Task prompt: Return the records below word for word.

[Stored data entries]
==============================
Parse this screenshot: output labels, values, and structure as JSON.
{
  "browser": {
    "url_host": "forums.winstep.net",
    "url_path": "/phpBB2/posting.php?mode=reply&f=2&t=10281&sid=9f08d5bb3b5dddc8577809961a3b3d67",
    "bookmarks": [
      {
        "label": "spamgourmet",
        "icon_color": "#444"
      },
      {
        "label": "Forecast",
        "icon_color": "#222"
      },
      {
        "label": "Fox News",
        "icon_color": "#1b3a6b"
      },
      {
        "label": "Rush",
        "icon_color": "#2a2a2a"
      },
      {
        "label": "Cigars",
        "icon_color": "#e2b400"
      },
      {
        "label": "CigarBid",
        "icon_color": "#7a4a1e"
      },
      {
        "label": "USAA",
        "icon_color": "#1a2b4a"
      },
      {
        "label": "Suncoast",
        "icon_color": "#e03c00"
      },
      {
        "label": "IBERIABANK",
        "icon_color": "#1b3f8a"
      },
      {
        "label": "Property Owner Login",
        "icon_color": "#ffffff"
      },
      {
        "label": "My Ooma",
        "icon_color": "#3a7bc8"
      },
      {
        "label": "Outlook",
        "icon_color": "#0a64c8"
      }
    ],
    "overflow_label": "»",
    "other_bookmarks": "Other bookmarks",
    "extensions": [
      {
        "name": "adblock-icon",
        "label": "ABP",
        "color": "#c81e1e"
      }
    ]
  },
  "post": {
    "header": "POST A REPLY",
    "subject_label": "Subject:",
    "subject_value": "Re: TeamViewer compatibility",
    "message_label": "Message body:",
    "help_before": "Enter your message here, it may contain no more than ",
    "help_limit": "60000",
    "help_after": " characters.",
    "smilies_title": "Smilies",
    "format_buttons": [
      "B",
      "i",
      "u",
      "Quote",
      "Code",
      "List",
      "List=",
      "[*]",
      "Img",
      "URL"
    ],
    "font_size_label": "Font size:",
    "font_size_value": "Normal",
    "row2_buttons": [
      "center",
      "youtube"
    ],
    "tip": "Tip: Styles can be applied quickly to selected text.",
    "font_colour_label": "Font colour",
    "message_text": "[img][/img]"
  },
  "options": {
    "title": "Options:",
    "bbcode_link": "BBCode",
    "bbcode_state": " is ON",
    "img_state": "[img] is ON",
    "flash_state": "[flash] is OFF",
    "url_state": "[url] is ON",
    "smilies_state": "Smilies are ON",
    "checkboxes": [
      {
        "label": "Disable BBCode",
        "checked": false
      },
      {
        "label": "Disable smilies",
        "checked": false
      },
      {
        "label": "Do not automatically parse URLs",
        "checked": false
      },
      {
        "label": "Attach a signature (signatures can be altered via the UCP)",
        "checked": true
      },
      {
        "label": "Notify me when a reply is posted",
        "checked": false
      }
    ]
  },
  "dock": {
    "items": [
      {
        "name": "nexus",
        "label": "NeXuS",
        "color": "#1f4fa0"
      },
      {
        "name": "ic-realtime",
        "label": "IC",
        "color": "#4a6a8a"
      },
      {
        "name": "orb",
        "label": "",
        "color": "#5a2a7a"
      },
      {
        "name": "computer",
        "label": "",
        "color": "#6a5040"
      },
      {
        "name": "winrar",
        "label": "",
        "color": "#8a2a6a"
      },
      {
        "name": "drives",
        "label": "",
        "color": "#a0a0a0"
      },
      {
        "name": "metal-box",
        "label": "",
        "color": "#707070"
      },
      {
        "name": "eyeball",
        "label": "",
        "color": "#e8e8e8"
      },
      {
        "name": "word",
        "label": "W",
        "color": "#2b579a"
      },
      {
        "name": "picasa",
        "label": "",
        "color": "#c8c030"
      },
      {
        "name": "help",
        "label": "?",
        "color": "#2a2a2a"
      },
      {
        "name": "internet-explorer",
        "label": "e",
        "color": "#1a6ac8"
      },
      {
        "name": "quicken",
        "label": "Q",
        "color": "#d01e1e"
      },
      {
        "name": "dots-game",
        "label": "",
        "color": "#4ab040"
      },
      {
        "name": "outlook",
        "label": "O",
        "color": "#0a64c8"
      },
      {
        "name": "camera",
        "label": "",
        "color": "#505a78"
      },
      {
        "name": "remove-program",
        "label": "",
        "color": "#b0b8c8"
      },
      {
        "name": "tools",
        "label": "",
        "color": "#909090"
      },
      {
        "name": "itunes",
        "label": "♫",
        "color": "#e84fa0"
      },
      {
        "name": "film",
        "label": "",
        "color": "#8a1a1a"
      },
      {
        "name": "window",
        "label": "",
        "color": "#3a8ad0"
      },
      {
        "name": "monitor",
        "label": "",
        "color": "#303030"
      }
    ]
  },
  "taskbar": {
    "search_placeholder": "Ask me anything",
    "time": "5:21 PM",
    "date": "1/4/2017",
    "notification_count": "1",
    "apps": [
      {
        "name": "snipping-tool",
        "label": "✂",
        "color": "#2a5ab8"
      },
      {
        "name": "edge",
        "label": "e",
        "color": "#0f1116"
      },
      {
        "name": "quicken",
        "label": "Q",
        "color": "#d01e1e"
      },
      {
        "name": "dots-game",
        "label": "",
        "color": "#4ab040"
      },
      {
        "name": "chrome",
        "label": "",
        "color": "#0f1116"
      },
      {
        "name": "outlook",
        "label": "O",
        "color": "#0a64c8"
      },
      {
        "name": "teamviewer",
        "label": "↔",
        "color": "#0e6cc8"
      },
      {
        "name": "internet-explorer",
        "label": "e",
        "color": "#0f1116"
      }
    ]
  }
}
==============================
Response for this exercise:
Parse this screenshot: output labels, values, and structure as JSON.
{
  "browser": {
    "url_host": "forums.winstep.net",
    "url_path": "/phpBB2/posting.php?mode=reply&f=2&t=10281&sid=9f08d5bb3b5dddc8577809961a3b3d67",
    "bookmarks": [
      {
        "label": "spamgourmet",
        "icon_color": "#444"
      },
      {
        "label": "Forecast",
        "icon_color": "#222"
      },
      {
        "label": "Fox News",
        "icon_color": "#1b3a6b"
      },
      {
        "label": "Rush",
        "icon_color": "#2a2a2a"
      },
      {
        "label": "Cigars",
        "icon_color": "#e2b400"
      },
      {
        "label": "CigarBid",
        "icon_color": "#7a4a1e"
      },
      {
        "label": "USAA",
        "icon_color": "#1a2b4a"
      },
      {
        "label": "Suncoast",
        "icon_color": "#e03c00"
      },
      {
        "label": "IBERIABANK",
        "icon_color": "#1b3f8a"
      },
      {
        "label": "Property Owner Login",
        "icon_color": "#ffffff"
      },
      {
        "label": "My Ooma",
        "icon_color": "#3a7bc8"
      },
      {
        "label": "Outlook",
        "icon_color": "#0a64c8"
      }
    ],
    "overflow_label": "»",
    "other_bookmarks": "Other bookmarks",
    "extensions": [
      {
        "name": "adblock-icon",
        "label": "ABP",
        "color": "#c81e1e"
      }
    ]
  },
  "post": {
    "header": "POST A REPLY",
    "subject_label": "Subject:",
    "subject_value": "Re: TeamViewer compatibility",
    "message_label": "Message body:",
    "help_before": "Enter your message here, it may contain no more than ",
    "help_limit": "60000",
    "help_after": " characters.",
    "smilies_title": "Smilies",
    "format_buttons": [
      "B",
      "i",
      "u",
      "Quote",
      "Code",
      "List",
      "List=",
      "[*]",
      "Img",
      "URL"
    ],
    "font_size_label": "Font size:",
    "font_size_value": "Normal",
    "row2_buttons": [
      "center",
      "youtube"
    ],
    "tip": "Tip: Styles can be applied quickly to selected text.",
    "font_colour_label": "Font colour",
    "message_text": "[img][/img]"
  },
  "options": {
    "title": "Options:",
    "bbcode_link": "BBCode",
    "bbcode_state": " is ON",
    "img_state": "[img] is ON",
    "flash_state": "[flash] is OFF",
    "url_state": "[url] is ON",
    "smilies_state": "Smilies are ON",
    "checkboxes": [
      {
        "label": "Disable BBCode",
        "checked": false
      },
      {
        "label": "Disable smilies",
        "checked": false
      },
      {
        "label": "Do not automatically parse URLs",
        "checked": false
      },
      {
        "label": "Attach a signature (signatures can be altered via the UCP)",
        "checked": true
      },
      {
        "label": "Notify me when a reply is posted",
        "checked": false
      }
    ]
  },
  "dock": {
    "items": [
      {
        "name": "nexus",
        "label": "NeXuS",
        "color": "#1f4fa0"
      },
      {
        "name": "ic-realtime",
        "label": "IC",
        "color": "#4a6a8a"
      },
      {
        "name": "orb",
        "label": "",
        "color": "#5a2a7a"
      },
      {
        "name": "computer",
        "label": "",
        "color": "#6a5040"
      },
      {
        "name": "winrar",
        "label": "",
        "color": "#8a2a6a"
      },
      {
        "name": "drives",
        "label": "",
        "color": "#a0a0a0"
      },
      {
        "name": "metal-box",
        "label": "",
        "color": "#707070"
      },
      {
        "name": "eyeball",
        "label": "",
        "color": "#e8e8e8"
      },
      {
        "name": "word",
        "label": "W",
        "color": "#2b579a"
      },
      {
        "name": "picasa",
        "label": "",
        "color": "#c8c030"
      },
      {
        "name": "help",
        "label": "?",
        "color": "#2a2a2a"
      },
      {
        "name": "internet-explorer",
        "label": "e",
        "color": "#1a6ac8"
      },
      {
        "name": "quicken",
        "label": "Q",
        "color": "#d01e1e"
      },
      {
        "name": "dots-game",
        "label": "",
        "color": "#4ab040"
      },
      {
        "name": "outlook",
        "label": "O",
        "color": "#0a64c8"
      },
      {
        "name": "camera",
        "label": "",
        "color": "#505a78"
      },
      {
        "name": "remove-program",
        "label": "",
        "color": "#b0b8c8"
      },
      {
        "name": "tools",
        "label": "",
        "color": "#909090"
      },
      {
        "name": "itunes",
        "label": "♫",
        "color": "#e84fa0"
      },
      {
        "name": "film",
        "label": "",
        "color": "#8a1a1a"
      },
      {
        "name": "window",
        "label": "",
        "color": "#3a8ad0"
      },
      {
        "name": "monitor",
        "label": "",
        "color": "#303030"
      }
    ]
  },
  "taskbar": {
    "search_placeholder": "Ask me anything",
    "time": "5:21 PM",
    "date": "1/4/2017",
    "notification_count": "1",
    "apps": [
      {
        "name": "snipping-tool",
        "label": "✂",
        "color": "#2a5ab8"
      },
      {
        "name": "edge",
        "label": "e",
        "color": "#0f1116"
      },
      {
        "name": "quicken",
        "label": "Q",
        "color": "#d01e1e"
      },
      {
        "name": "dots-game",
        "label": "",
        "color": "#4ab040"
      },
      {
        "name": "chrome",
        "label": "",
        "color": "#0f1116"
      },
      {
        "name": "outlook",
        "label": "O",
        "color": "#0a64c8"
      },
      {
        "name": "teamviewer",
        "label": "↔",
        "color": "#0e6cc8"
      },
      {
        "name": "internet-explorer",
        "label": "e",
        "color": "#0f1116"
      }
    ]
  }
}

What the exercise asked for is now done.